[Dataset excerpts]
◆ ◆ ◆ ◆

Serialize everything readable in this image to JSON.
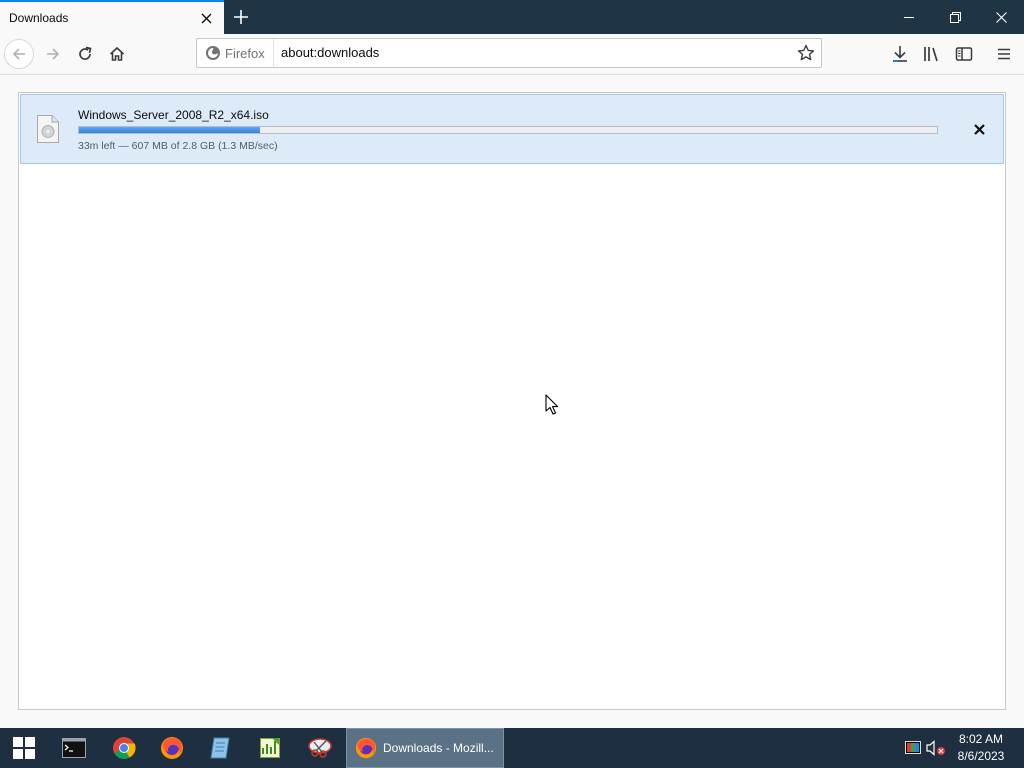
{
  "window": {
    "tab_title": "Downloads",
    "new_tab_icon": "plus-icon",
    "controls": [
      "minimize",
      "restore",
      "close"
    ]
  },
  "navbar": {
    "identity_label": "Firefox",
    "url": "about:downloads"
  },
  "download": {
    "file_name": "Windows_Server_2008_R2_x64.iso",
    "progress_fraction": 0.211,
    "status": "33m left — 607 MB of 2.8 GB (1.3 MB/sec)"
  },
  "taskbar": {
    "pinned": [
      "cmd-icon",
      "chrome-icon",
      "firefox-icon",
      "notepad-icon",
      "spreadsheet-icon",
      "snipping-icon"
    ],
    "active_task_label": "Downloads - Mozill...",
    "clock_time": "8:02 AM",
    "clock_date": "8/6/2023"
  },
  "colors": {
    "accent": "#0a84ff",
    "titlebar": "#1f3445",
    "taskbar": "#1d2f40",
    "download_row": "#ddeaf8",
    "progress": "#3a8ee6"
  }
}
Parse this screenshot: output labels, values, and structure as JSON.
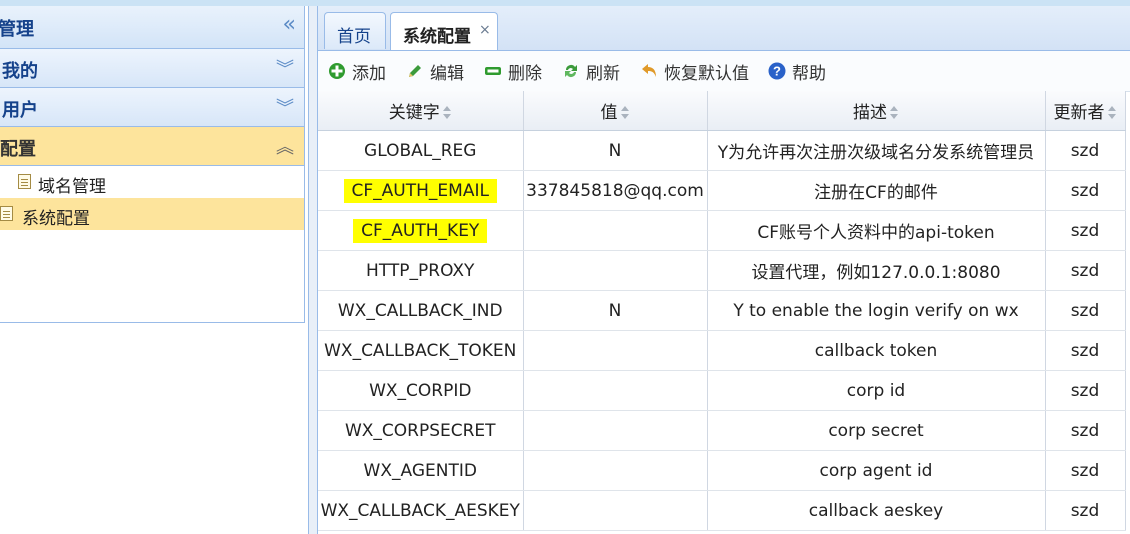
{
  "nav": {
    "title": "管理",
    "sections": [
      {
        "label": "我的",
        "expanded": false
      },
      {
        "label": "用户",
        "expanded": false
      },
      {
        "label": "配置",
        "expanded": true
      }
    ],
    "items": [
      {
        "label": "域名管理",
        "selected": false
      },
      {
        "label": "系统配置",
        "selected": true
      }
    ]
  },
  "tabs": [
    {
      "label": "首页",
      "active": false
    },
    {
      "label": "系统配置",
      "active": true,
      "close": "×"
    }
  ],
  "toolbar": {
    "add": "添加",
    "edit": "编辑",
    "delete": "删除",
    "refresh": "刷新",
    "restore": "恢复默认值",
    "help": "帮助"
  },
  "grid": {
    "columns": [
      "关键字",
      "值",
      "描述",
      "更新者"
    ],
    "rows": [
      {
        "key": "GLOBAL_REG",
        "value": "N",
        "desc": "Y为允许再次注册次级域名分发系统管理员",
        "updater": "szd"
      },
      {
        "key": "CF_AUTH_EMAIL",
        "value": "337845818@qq.com",
        "desc": "注册在CF的邮件",
        "updater": "szd",
        "highlight": true
      },
      {
        "key": "CF_AUTH_KEY",
        "value": "",
        "desc": "CF账号个人资料中的api-token",
        "updater": "szd",
        "highlight": true
      },
      {
        "key": "HTTP_PROXY",
        "value": "",
        "desc": "设置代理，例如127.0.0.1:8080",
        "updater": "szd"
      },
      {
        "key": "WX_CALLBACK_IND",
        "value": "N",
        "desc": "Y to enable the login verify on wx",
        "updater": "szd"
      },
      {
        "key": "WX_CALLBACK_TOKEN",
        "value": "",
        "desc": "callback token",
        "updater": "szd"
      },
      {
        "key": "WX_CORPID",
        "value": "",
        "desc": "corp id",
        "updater": "szd"
      },
      {
        "key": "WX_CORPSECRET",
        "value": "",
        "desc": "corp secret",
        "updater": "szd"
      },
      {
        "key": "WX_AGENTID",
        "value": "",
        "desc": "corp agent id",
        "updater": "szd"
      },
      {
        "key": "WX_CALLBACK_AESKEY",
        "value": "",
        "desc": "callback aeskey",
        "updater": "szd"
      }
    ]
  },
  "colors": {
    "highlight": "#ffff00",
    "selected": "#fde49c",
    "header_text": "#15428b"
  }
}
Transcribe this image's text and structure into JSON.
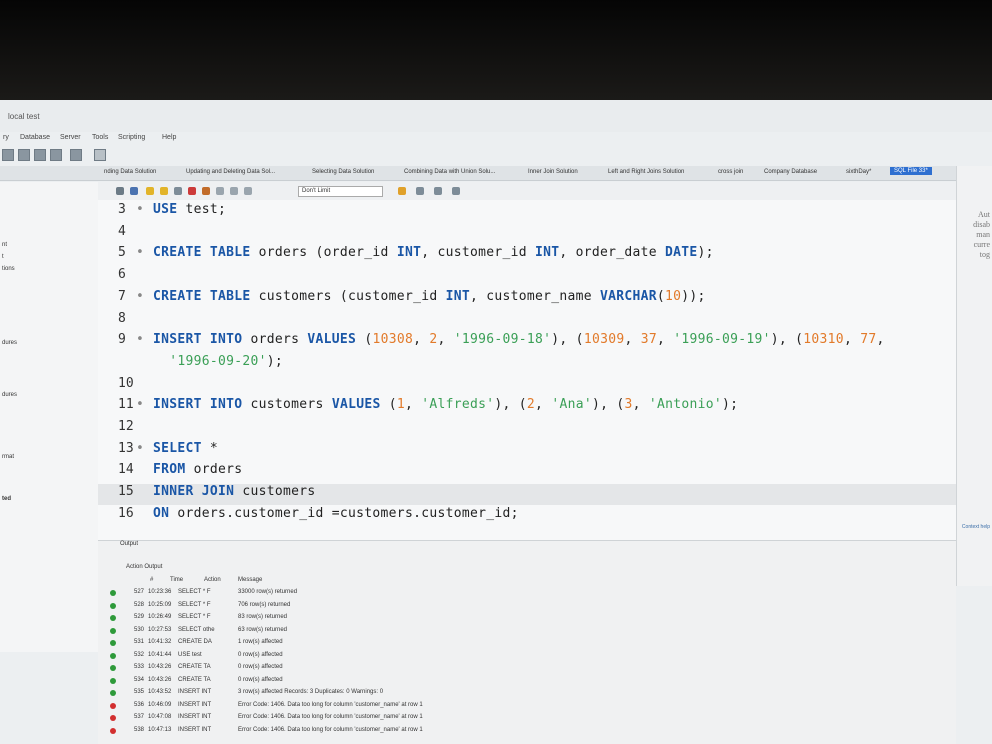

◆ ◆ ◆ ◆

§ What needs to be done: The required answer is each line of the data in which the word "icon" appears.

§ Written answer:
    "new_tab_icon": "plus-icon",
      "cmd-icon",
      "chrome-icon",
      "firefox-icon",
      "notepad-icon",
      "spreadsheet-icon",
      "snipping-icon"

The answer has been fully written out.